Sen. Max Baucus got some not-so friendly advice from his Montana constituents last week as he works to reform the health care system: You're doing it all wrong.
Baucus, the chair of the Finance Committee and the leader of reform efforts in the Senate, scheduled 20 town hall meetings with constituents across the state to talk about the future of health care. The Senate was out of session, but Baucus, a Democrat, didn't personally attend. Instead, he sent staff and a video-recorded message.
"I really want to hear from all of you," Baucus said on the video, according to local media. "You're my employers. You're my bosses. You're the people I work for. I'm just the hired hand. I want to hear what you want to see in any legislation we pass in Washington, D.C."
He got what he asked for.
Five separate accounts of the meetings, published in four different local papers, show Montana voters were downright hostile to Baucus' reform proposal. Baucus has been a staunch opponent of single-payer health care, a system in which the government would provide universal coverage.
Baucus has kept single-payer advocates out of negotiations and has yet to endorse a compromise proposal by Sen. Charles Schumer (D-N.Y.) that would give Americans the option of buying into a publicly run plan that would compete with private insurers.
That stance put his staffers up against a wall, facing angry constituents fed up by what they viewed as a lack of courage in Washington.
"Majority wants single-payer health care," headlined an account in the Helena Independent Record.
At several of the events, Montanans' ire was directed at Baucus chief of staff Jon Selib, who defended the employer-based coverage system that he estimated covers 150 million Americans.
"A lot of people like that," Selib said.
When the time came for questions, [self-employed consultant Steve] McArthur stood up and asked a simple question.
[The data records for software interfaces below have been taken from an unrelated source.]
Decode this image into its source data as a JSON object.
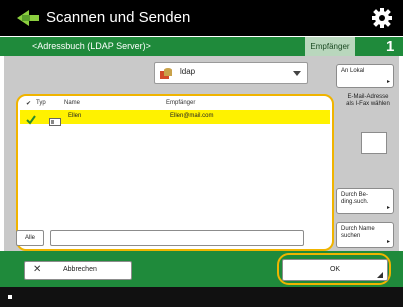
{
  "titlebar": {
    "title": "Scannen und Senden",
    "icon": "scan-send-icon",
    "settings_icon": "gear-icon"
  },
  "subbar": {
    "address_book": "<Adressbuch (LDAP Server)>",
    "recipient_tab": "Empfänger",
    "recipient_count": "1"
  },
  "dropdown": {
    "value": "ldap",
    "icon": "database-icon"
  },
  "list": {
    "headers": {
      "typ": "Typ",
      "name": "Name",
      "empfaenger": "Empfänger"
    },
    "rows": [
      {
        "name": "Ellen",
        "recipient": "Ellen@mail.com",
        "selected": true
      }
    ]
  },
  "side_buttons": {
    "an_lokal": "An Lokal",
    "email_select": "E-Mail-Adresse als I-Fax wählen",
    "by_condition": "Durch Be-ding.such.",
    "by_name": "Durch Name suchen"
  },
  "filter": {
    "alle": "Alle",
    "placeholder": ""
  },
  "actions": {
    "cancel": "Abbrechen",
    "ok": "OK"
  },
  "colors": {
    "green": "#1f8a3b",
    "highlight_orange": "#f0b400",
    "selected_yellow": "#fff200",
    "panel_gray": "#c9c9c9"
  }
}
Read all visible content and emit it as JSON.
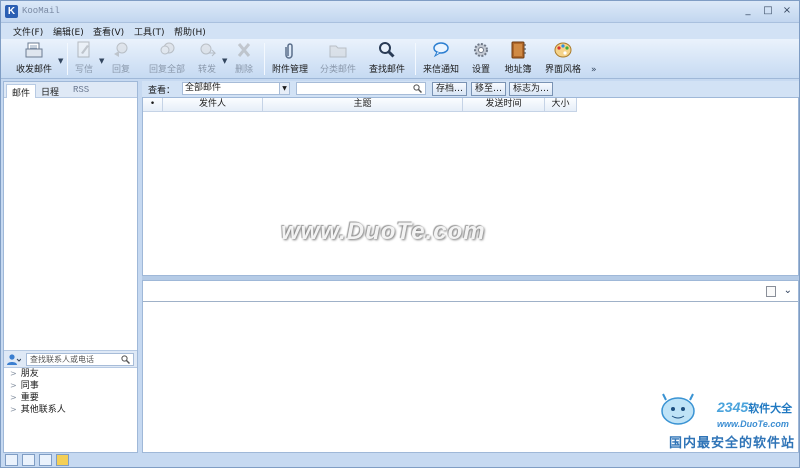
{
  "window": {
    "title": "KooMail",
    "app_icon": "K",
    "minimize": "_",
    "maximize": "□",
    "close": "×"
  },
  "menu": [
    "文件(F)",
    "编辑(E)",
    "查看(V)",
    "工具(T)",
    "帮助(H)"
  ],
  "toolbar": {
    "send_receive": "收发邮件",
    "compose": "写信",
    "reply": "回复",
    "reply_all": "回复全部",
    "forward": "转发",
    "delete": "删除",
    "attachments": "附件管理",
    "classify": "分类邮件",
    "find": "查找邮件",
    "notify": "来信通知",
    "settings": "设置",
    "address_book": "地址簿",
    "skin": "界面风格",
    "more": "»"
  },
  "left_tabs": [
    "邮件",
    "日程",
    "RSS"
  ],
  "contacts": {
    "search_placeholder": "查找联系人或电话",
    "groups": [
      "朋友",
      "同事",
      "重要",
      "其他联系人"
    ]
  },
  "filter": {
    "label": "查看：",
    "selected": "全部邮件",
    "archive": "存档…",
    "move_to": "移至…",
    "flag_as": "标志为…"
  },
  "columns": [
    "•",
    "发件人",
    "主题",
    "发送时间",
    "大小"
  ],
  "watermark": {
    "main": "www.DuoTe.com",
    "brand_digits": "2345",
    "brand_name": "软件大全",
    "url": "www.DuoTe.com",
    "slogan": "国内最安全的软件站"
  },
  "colors": {
    "accent": "#2b5fb3",
    "frame": "#c6d9f1"
  }
}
Looking across a standing-room-only crowd of about 275, he asked how many were happy with their employer-based health insurance.
Fewer than 10 people raised their hands.
"The [argument] is bogus," McArthur said. "It's not working for 95 percent of us."
In fact, any mention of single-payer health care insurance brought raucous cheers and clapping. Any other solution to health care reform - including Baucus' "balanced" plan that would create a mix of public and private plans - was received more coolly.
The bitter questioning led Selib to break some news at the meeting.
"If you think your insurance company is screwing you ... then you'd have the option of going to the public plan," Selib said. "Senator Baucus is fighting tooth and nail to include that in any final deal."
Then he asked the standing-room-only audiences for comments -- and got an earful, mostly on the whys, hows and whats of national health insurance as the preferred option.
Baucus' staff repeatedly argued that 60 votes are needed to move a bill through the Senate and that single-payer, or an otherwise bold reform, simply wouldn't pass. That wasn't what they wanted to hear, said a story in the Missoulian, "Single-payer health care: Baucus keeps getting an earful."
PABLO - Sen. Max Baucus' insistence that consideration of a national single-payer health plan at this point will squander a golden opportunity for health care reform in the United States continues to be met with stiff resistance from many of his constituents.
"The word 'insurance' does not equal health care," Janelle Kuechle of Polson said at a meeting here Thursday. "If I have to pay a $900 premium to have health insurance with a $10,000 deductible, that is not health care."
"Congress ought to be representing us instead of the insurance lobby," said retired school teacher John Oberlitner of Polson. "Max Baucus has stated it's not feasible to pass a single-payer health plan, but one year ago people were saying it was not feasible that Obama could be elected our president."
Voters in Livingston weren't much warmer, recorded the Bozeman Daily Chronicle.
But many in the audience grilled a Baucus staffer on why they wouldn't allow single-payer advocates to participate in roundtables held to form his plan. Several doctors were arrested for protesting that point in Washington two weeks ago during a Baucus-led discussion.
Judy Moor of Bozeman asked whether the big campaign dollars Baucus has received from the insurance industry was reason for suspicion.
"Single-payer advocates not giving up the fight," observed the Great Falls Tribune.
Proponents of single-payer showed up en masse at the most well-attended meetings in Missoula, Hamilton, Anaconda, Dillon and Livingston to urge Baucus -- the chairman of the Senate Finance Committee -- to consider single-payer universal health care. Single payer -- a system in which the government provides health insurance to all Americans -- has been declared "off the table" by Baucus, Congress' leading man on heath care reform.
Baucus isn't pushing hard enough, said a Helena business owner, summing up the statewide wisdom. "Max is really making me mad now because he's not really trying to change the system, he's just trying to tweak it."